### TASK GOAL
Only the lines holding "Instrument" are wanted. Copy every one from the records below.

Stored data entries

Start of Block

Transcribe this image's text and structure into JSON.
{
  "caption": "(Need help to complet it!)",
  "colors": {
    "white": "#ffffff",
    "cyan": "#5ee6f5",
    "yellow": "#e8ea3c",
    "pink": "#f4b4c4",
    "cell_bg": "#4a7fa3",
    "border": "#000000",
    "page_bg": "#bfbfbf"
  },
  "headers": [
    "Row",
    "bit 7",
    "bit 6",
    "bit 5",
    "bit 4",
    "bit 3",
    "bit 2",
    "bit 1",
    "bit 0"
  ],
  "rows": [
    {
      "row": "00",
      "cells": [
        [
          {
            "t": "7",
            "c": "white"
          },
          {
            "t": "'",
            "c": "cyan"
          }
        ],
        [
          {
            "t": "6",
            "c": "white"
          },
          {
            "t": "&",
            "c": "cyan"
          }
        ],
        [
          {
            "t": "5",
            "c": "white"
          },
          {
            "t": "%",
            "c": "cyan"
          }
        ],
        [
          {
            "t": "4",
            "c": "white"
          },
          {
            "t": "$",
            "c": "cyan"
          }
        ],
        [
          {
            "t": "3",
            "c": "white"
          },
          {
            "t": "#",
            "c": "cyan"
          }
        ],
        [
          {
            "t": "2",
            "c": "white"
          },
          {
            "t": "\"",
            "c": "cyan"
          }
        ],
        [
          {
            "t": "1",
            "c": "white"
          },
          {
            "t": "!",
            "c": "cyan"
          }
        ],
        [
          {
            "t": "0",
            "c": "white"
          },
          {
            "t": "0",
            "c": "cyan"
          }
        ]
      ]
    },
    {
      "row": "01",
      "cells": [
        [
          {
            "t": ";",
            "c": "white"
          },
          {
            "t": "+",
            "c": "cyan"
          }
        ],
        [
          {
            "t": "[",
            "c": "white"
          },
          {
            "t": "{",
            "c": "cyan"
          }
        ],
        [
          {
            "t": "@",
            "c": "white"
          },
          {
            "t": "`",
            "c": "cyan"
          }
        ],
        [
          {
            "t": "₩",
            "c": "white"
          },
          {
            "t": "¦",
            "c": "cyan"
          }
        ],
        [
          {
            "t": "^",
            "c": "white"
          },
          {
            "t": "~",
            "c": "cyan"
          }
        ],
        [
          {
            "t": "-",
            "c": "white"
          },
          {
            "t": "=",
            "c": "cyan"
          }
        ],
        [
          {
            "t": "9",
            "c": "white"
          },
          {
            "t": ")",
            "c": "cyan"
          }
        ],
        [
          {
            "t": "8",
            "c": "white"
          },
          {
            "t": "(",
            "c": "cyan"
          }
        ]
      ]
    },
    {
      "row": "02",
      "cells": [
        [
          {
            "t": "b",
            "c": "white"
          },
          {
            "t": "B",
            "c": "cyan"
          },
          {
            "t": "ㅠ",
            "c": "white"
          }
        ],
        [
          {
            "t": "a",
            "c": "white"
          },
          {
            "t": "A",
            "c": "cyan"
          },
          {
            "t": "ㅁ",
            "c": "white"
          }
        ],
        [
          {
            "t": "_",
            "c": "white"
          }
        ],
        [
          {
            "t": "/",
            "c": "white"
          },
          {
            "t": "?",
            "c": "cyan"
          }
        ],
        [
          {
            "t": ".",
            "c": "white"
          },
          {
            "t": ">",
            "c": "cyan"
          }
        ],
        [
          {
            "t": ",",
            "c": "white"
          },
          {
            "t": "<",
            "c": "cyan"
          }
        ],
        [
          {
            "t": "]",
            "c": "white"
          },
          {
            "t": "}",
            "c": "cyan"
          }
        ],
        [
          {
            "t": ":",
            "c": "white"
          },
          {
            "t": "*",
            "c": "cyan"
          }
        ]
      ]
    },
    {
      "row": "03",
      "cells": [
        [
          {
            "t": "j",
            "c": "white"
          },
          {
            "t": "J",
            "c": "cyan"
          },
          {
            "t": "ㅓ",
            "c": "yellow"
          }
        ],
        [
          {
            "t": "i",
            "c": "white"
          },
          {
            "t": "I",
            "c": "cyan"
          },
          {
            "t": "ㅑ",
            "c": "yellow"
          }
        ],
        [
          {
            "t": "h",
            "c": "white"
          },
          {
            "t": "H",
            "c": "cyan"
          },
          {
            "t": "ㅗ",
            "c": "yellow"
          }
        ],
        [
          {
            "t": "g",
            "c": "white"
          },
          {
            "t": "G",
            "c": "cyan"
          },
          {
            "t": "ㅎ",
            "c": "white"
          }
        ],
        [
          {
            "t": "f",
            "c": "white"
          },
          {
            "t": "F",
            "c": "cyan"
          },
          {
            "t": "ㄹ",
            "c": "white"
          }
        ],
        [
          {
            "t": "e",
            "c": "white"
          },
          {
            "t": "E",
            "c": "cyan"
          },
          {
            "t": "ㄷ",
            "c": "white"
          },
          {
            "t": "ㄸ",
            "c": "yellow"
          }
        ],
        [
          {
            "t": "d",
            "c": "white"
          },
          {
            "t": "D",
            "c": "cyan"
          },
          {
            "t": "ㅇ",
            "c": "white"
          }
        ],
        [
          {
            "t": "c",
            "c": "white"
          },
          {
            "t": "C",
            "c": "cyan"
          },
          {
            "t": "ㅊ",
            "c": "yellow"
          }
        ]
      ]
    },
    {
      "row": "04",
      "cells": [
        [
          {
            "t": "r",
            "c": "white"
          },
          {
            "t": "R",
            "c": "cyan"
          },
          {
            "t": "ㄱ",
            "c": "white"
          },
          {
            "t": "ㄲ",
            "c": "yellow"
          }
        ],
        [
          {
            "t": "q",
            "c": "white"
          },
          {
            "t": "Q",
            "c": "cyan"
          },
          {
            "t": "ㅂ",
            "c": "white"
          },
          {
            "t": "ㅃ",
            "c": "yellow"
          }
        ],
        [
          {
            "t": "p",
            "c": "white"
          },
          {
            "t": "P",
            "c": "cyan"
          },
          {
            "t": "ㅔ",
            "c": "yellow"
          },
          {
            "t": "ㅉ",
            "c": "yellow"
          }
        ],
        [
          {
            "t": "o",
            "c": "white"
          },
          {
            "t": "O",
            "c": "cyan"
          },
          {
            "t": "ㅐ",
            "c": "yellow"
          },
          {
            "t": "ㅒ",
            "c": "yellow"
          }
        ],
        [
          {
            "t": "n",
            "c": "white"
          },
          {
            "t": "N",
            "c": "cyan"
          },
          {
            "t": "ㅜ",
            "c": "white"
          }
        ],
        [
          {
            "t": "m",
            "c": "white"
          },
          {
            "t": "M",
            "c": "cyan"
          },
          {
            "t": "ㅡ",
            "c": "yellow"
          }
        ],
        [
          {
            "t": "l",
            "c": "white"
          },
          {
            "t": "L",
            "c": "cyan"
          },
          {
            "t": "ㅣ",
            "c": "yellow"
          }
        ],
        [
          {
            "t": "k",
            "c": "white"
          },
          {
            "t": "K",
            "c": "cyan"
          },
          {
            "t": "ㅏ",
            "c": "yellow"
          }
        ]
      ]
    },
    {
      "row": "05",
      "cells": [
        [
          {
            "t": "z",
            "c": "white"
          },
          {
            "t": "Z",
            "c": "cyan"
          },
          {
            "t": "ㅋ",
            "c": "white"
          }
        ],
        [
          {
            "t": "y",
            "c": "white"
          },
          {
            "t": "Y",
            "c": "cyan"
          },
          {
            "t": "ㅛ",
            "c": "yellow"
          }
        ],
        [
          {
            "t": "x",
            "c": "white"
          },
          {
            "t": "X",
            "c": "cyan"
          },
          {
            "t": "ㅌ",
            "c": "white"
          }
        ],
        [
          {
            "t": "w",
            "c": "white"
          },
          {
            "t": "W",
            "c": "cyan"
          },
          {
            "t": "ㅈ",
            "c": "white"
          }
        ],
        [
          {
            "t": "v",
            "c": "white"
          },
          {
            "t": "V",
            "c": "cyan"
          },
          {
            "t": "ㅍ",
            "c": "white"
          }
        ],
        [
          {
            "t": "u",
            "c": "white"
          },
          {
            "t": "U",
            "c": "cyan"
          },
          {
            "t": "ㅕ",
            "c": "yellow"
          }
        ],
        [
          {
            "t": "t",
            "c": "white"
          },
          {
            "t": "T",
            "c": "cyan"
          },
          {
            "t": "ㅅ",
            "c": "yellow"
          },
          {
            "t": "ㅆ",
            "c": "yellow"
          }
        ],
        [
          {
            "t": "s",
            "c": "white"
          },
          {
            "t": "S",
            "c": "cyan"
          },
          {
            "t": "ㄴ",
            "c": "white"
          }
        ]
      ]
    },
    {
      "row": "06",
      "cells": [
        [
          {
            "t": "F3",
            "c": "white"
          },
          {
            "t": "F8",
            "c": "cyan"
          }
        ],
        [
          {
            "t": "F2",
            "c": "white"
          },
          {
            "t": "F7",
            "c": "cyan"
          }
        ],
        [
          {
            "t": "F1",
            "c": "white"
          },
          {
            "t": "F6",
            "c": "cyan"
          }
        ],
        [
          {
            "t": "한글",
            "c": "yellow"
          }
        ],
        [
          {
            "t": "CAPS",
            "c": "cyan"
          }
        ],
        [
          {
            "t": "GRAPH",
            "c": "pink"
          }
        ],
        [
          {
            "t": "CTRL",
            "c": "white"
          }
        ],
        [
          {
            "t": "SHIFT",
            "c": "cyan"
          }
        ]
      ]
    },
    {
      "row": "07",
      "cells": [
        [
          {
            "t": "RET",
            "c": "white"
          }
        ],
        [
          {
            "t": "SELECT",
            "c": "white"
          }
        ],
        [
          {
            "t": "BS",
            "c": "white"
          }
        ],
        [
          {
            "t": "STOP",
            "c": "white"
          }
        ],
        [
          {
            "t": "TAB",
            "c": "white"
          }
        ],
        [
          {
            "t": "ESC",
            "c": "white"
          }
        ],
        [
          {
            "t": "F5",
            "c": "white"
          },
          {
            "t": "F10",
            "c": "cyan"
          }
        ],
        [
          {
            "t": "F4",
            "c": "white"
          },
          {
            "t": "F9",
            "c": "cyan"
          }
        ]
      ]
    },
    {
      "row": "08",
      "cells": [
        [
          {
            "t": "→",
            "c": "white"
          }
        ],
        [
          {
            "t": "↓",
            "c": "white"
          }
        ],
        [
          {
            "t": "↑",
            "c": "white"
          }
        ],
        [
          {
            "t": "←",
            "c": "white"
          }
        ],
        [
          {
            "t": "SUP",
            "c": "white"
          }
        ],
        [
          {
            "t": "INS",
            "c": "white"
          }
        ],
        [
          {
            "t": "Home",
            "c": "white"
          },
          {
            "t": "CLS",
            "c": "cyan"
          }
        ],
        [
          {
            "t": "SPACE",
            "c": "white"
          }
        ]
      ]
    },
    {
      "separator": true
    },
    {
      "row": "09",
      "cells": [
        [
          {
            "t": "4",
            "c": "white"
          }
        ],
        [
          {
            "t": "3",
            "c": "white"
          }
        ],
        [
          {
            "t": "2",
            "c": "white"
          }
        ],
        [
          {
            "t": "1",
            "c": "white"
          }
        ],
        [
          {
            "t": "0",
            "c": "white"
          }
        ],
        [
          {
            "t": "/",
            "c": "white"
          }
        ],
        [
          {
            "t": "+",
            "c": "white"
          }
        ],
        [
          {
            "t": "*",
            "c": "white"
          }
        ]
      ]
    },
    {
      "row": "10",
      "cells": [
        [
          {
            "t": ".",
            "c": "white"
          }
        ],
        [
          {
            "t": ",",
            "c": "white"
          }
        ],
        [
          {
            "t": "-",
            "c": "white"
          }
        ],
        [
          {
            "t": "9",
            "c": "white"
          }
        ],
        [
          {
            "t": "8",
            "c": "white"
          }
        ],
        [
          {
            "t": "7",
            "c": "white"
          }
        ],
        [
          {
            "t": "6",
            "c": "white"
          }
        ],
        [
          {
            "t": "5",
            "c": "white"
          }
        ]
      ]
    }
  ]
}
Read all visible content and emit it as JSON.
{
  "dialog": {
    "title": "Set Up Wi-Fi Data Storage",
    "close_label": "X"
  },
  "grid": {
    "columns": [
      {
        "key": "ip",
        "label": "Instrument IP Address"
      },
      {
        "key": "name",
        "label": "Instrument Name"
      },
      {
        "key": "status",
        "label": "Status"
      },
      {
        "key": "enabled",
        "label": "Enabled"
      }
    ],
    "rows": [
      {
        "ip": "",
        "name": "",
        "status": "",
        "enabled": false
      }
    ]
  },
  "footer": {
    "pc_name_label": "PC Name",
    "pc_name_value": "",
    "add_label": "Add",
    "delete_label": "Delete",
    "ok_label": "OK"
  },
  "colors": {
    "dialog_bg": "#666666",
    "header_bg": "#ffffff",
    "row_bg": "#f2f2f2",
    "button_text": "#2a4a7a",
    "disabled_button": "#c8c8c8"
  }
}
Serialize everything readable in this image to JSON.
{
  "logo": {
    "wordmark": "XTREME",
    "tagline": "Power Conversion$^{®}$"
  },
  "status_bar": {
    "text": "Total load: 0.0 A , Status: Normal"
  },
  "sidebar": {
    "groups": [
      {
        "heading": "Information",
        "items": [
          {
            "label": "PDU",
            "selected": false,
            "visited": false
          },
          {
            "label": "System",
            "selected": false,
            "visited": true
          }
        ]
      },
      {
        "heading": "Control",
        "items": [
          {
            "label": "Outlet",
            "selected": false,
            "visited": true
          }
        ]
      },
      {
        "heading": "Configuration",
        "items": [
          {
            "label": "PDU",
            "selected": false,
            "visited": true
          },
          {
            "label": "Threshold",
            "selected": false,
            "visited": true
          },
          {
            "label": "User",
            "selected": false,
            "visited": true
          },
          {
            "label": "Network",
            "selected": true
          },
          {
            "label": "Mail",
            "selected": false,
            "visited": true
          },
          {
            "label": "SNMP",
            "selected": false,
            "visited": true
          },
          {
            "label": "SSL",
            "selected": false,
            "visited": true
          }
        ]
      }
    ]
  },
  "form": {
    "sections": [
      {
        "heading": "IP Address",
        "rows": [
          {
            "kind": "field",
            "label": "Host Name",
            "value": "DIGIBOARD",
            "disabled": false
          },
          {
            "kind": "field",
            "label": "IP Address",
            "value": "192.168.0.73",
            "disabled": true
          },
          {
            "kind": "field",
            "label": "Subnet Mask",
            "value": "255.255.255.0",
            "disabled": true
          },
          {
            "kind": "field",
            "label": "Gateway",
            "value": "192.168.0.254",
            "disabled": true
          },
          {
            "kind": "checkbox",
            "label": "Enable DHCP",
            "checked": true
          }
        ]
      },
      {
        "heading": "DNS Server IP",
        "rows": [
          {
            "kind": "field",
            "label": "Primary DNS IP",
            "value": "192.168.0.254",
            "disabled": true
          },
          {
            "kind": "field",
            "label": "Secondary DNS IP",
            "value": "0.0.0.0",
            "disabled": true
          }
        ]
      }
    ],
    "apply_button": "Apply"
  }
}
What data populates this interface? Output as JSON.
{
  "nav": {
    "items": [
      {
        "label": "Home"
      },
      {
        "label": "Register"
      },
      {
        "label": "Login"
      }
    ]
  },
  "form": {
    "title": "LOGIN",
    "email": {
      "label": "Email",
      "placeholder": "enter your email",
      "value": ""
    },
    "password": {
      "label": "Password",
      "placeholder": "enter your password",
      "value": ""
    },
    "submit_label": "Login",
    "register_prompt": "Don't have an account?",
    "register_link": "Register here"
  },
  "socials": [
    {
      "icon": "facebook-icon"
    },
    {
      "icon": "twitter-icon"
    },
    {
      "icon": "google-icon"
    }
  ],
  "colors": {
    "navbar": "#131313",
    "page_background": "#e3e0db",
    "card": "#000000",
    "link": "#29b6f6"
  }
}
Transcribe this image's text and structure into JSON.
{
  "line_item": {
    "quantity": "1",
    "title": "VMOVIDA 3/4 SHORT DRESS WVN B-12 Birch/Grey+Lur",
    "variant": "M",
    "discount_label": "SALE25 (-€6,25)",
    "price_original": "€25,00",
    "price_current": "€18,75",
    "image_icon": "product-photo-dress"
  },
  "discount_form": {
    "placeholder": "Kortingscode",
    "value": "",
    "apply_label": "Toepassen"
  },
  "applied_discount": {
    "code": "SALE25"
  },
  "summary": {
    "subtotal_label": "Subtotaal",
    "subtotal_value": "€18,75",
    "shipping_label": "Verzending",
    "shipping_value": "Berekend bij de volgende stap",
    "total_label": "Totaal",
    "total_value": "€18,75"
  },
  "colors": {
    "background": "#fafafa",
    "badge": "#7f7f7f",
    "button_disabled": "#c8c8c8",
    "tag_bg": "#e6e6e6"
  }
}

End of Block

### SOLUTION
        "label": "Instrument IP Address"
        "label": "Instrument Name"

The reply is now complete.